Review of: Gokcen C et al, J Child Adolesc Psychopharm 2018;28(5):350–353
Parenting a child with ADHD can be challenging. Parents often report feeling stressed, burned out, or depressed while caring for their children with ADHD. When ADHD medications lead to significant improvements in a child’s behavior, can that alleviate symptoms in parents? A recently published study tried to examine that.
Investigators enrolled 40 children between the ages of 4 and 10 years with ADHD at an outpatient clinic in Turkey.
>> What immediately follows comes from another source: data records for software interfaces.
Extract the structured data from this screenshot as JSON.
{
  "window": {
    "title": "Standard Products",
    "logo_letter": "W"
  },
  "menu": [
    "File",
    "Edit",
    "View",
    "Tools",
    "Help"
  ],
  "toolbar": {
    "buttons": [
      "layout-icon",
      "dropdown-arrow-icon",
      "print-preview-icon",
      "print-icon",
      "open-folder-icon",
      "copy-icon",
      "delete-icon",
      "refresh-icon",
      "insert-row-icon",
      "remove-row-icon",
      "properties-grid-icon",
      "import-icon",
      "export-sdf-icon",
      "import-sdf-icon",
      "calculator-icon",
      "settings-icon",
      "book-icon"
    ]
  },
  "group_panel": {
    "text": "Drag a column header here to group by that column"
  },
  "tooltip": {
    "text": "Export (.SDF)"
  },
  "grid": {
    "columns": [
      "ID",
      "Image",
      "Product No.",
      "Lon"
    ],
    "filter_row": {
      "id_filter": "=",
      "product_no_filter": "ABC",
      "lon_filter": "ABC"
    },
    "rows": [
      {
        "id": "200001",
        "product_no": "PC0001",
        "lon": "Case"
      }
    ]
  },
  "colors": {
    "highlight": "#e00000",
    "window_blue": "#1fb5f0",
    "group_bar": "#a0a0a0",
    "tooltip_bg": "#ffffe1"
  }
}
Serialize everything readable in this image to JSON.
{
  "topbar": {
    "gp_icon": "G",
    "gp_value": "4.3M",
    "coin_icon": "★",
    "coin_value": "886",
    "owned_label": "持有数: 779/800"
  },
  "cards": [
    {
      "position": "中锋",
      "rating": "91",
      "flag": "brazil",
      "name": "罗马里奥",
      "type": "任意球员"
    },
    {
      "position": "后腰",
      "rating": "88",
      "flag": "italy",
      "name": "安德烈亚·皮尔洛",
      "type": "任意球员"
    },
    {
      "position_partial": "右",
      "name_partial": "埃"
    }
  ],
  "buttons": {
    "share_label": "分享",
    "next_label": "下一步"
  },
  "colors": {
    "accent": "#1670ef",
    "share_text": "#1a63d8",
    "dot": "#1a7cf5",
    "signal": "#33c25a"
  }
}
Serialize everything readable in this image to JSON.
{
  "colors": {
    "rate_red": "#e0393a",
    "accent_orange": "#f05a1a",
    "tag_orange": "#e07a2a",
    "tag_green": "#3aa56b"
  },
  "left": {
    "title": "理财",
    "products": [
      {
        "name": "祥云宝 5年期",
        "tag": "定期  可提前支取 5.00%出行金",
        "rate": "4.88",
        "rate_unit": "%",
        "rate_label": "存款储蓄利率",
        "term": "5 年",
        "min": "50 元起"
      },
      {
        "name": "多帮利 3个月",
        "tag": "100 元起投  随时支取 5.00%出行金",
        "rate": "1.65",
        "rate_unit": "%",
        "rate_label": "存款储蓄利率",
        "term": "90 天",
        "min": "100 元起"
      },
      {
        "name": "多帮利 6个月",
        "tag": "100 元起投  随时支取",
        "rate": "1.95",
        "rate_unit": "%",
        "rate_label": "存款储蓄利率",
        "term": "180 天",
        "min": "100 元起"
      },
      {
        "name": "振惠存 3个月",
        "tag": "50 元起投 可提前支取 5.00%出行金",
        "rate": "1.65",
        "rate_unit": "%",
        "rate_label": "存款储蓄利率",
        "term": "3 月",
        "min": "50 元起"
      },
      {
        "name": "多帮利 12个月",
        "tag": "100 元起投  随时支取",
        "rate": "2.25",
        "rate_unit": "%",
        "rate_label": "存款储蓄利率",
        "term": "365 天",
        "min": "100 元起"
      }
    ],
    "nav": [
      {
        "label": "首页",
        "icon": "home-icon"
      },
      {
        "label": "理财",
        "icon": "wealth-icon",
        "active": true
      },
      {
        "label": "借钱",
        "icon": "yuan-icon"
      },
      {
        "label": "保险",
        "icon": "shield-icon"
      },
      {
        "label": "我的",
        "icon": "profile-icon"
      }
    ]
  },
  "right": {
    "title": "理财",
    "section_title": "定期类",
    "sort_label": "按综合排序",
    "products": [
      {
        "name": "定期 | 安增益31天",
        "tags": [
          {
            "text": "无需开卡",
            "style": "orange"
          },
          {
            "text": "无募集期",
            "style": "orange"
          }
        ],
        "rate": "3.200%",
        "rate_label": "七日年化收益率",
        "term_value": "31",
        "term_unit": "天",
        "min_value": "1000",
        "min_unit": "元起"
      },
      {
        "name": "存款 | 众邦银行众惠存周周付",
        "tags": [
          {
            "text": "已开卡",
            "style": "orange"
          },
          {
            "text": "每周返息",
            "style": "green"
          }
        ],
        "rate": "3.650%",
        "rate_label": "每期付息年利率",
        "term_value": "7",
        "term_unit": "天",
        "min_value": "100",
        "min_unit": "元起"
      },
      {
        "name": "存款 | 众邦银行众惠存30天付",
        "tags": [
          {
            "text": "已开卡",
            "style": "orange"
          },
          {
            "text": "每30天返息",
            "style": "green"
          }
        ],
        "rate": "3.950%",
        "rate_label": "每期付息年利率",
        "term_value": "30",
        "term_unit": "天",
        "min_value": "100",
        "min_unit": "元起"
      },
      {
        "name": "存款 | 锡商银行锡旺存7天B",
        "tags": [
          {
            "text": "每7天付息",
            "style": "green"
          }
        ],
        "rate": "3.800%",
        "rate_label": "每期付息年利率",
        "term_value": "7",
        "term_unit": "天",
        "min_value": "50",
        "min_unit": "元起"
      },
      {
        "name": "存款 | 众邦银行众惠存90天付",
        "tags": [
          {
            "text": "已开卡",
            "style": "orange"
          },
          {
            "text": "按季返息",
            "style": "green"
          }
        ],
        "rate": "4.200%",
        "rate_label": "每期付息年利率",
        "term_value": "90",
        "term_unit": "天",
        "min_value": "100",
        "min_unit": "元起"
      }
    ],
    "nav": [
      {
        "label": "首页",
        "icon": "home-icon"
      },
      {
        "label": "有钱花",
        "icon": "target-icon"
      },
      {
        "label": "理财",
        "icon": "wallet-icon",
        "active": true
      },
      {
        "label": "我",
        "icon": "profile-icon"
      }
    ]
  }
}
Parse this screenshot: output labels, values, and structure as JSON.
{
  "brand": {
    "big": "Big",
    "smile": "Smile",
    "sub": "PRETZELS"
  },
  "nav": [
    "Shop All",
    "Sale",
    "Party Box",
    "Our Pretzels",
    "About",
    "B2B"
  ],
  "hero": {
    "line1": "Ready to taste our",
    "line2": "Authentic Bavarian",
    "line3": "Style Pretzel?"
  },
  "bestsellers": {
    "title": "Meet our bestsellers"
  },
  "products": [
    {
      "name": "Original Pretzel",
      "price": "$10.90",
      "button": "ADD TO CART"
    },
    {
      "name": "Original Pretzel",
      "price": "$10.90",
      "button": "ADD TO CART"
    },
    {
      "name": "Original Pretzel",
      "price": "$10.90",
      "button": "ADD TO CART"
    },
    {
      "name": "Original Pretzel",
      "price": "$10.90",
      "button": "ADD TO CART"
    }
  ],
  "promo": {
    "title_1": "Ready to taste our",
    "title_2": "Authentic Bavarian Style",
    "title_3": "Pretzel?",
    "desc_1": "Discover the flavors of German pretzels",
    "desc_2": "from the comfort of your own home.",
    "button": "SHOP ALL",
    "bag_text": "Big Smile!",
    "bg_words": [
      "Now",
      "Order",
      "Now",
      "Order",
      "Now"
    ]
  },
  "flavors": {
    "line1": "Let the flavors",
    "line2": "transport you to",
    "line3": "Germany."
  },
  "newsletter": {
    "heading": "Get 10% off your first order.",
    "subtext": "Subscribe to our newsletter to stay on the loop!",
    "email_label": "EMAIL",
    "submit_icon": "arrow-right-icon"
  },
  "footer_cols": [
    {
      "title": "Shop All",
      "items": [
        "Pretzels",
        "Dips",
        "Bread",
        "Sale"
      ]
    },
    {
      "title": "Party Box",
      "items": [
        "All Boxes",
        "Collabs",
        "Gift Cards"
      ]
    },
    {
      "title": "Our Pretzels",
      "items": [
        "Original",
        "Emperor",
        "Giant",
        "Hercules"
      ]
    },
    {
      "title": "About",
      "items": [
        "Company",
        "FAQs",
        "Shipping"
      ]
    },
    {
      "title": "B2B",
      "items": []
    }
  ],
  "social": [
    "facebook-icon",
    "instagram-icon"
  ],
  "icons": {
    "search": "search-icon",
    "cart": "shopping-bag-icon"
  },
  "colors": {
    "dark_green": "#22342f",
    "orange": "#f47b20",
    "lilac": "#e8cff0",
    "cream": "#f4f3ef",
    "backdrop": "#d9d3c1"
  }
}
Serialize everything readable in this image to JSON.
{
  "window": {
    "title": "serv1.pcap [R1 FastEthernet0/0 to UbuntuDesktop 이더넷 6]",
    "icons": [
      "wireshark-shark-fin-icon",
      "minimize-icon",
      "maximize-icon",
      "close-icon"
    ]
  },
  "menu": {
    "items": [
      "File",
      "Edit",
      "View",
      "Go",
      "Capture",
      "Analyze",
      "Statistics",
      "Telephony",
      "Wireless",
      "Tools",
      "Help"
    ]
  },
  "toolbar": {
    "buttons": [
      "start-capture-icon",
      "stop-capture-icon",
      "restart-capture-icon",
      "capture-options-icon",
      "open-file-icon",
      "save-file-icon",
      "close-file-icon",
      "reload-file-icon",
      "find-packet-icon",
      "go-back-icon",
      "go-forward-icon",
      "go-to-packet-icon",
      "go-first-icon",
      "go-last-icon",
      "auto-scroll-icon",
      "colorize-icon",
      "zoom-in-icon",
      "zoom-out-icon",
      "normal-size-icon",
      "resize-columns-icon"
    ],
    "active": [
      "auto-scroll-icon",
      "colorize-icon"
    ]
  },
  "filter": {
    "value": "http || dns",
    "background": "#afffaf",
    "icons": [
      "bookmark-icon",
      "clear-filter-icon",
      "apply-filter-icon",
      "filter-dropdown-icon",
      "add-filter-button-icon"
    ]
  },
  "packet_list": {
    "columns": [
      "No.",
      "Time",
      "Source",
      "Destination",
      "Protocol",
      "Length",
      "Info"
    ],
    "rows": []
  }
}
Twenty-one children completed the 8-week study and were prescribed methylphenidate (15), atomoxetine (3), or, surprisingly, risperidone (3). Researchers assessed the kids with a parent rating scale based on the DSM-IV criteria for ADHD, oppositional defiant disorder (ODD), and conduct disorder (CD) (Turgay-DSM-IV-S). They simultaneously assessed the kids’ mothers for depression and burnout symptoms using Beck’s Depression Inventory and the Maslach Burnout Inventory.
At the follow-up visit, the researchers found that children showed improvement in their scores of inattention (14.8±6.9 vs 11±8), hyperactivity (18±6.5 vs 10.5±8), ODD (11.6±6.4 vs 7.6±6.3), and CD (4.9±6.2 vs 2±3.7) symptoms. Moreover, their mothers also showed improvement in depression (14.5±7.7 vs 10.4±6.5) and burnout (18.3±10.6 vs 13±9.5). Interestingly, the improvement in mothers’ burnout symptoms correlated with kids’ ODD and CD symptoms (r = 0.5 and p = 0.02 for both), and improvement in mothers’ depression symptoms correlated with CD symptoms in kids (r = 0.47, p = 0.03). Changes in mothers’ symptoms did not correlate with the changes in children’s inattention and hyperactivity symptoms.
CCPR’S TAKE This study suggests that improvement in ODD and CD symptoms in children with ADHD is associated with a decrease in burnout and depression symptoms in mothers. However, the findings of this study are difficult to generalize due to small sample size (40), high dropout rate (47.5%), lack of a control group, and an unclear separation between the pre-treatment and post-treatment scores. Furthermore, the authors did not disclose the rationale or dosage for the medications selected; they also did not disclose the psychiatric treatment status of the mothers. When evaluating a child for ADHD symptoms, comorbid disorders like ODD and CD must be assessed and addressed appropriately. Treatment of children with ADHD can lead to healthier interactions at home and school.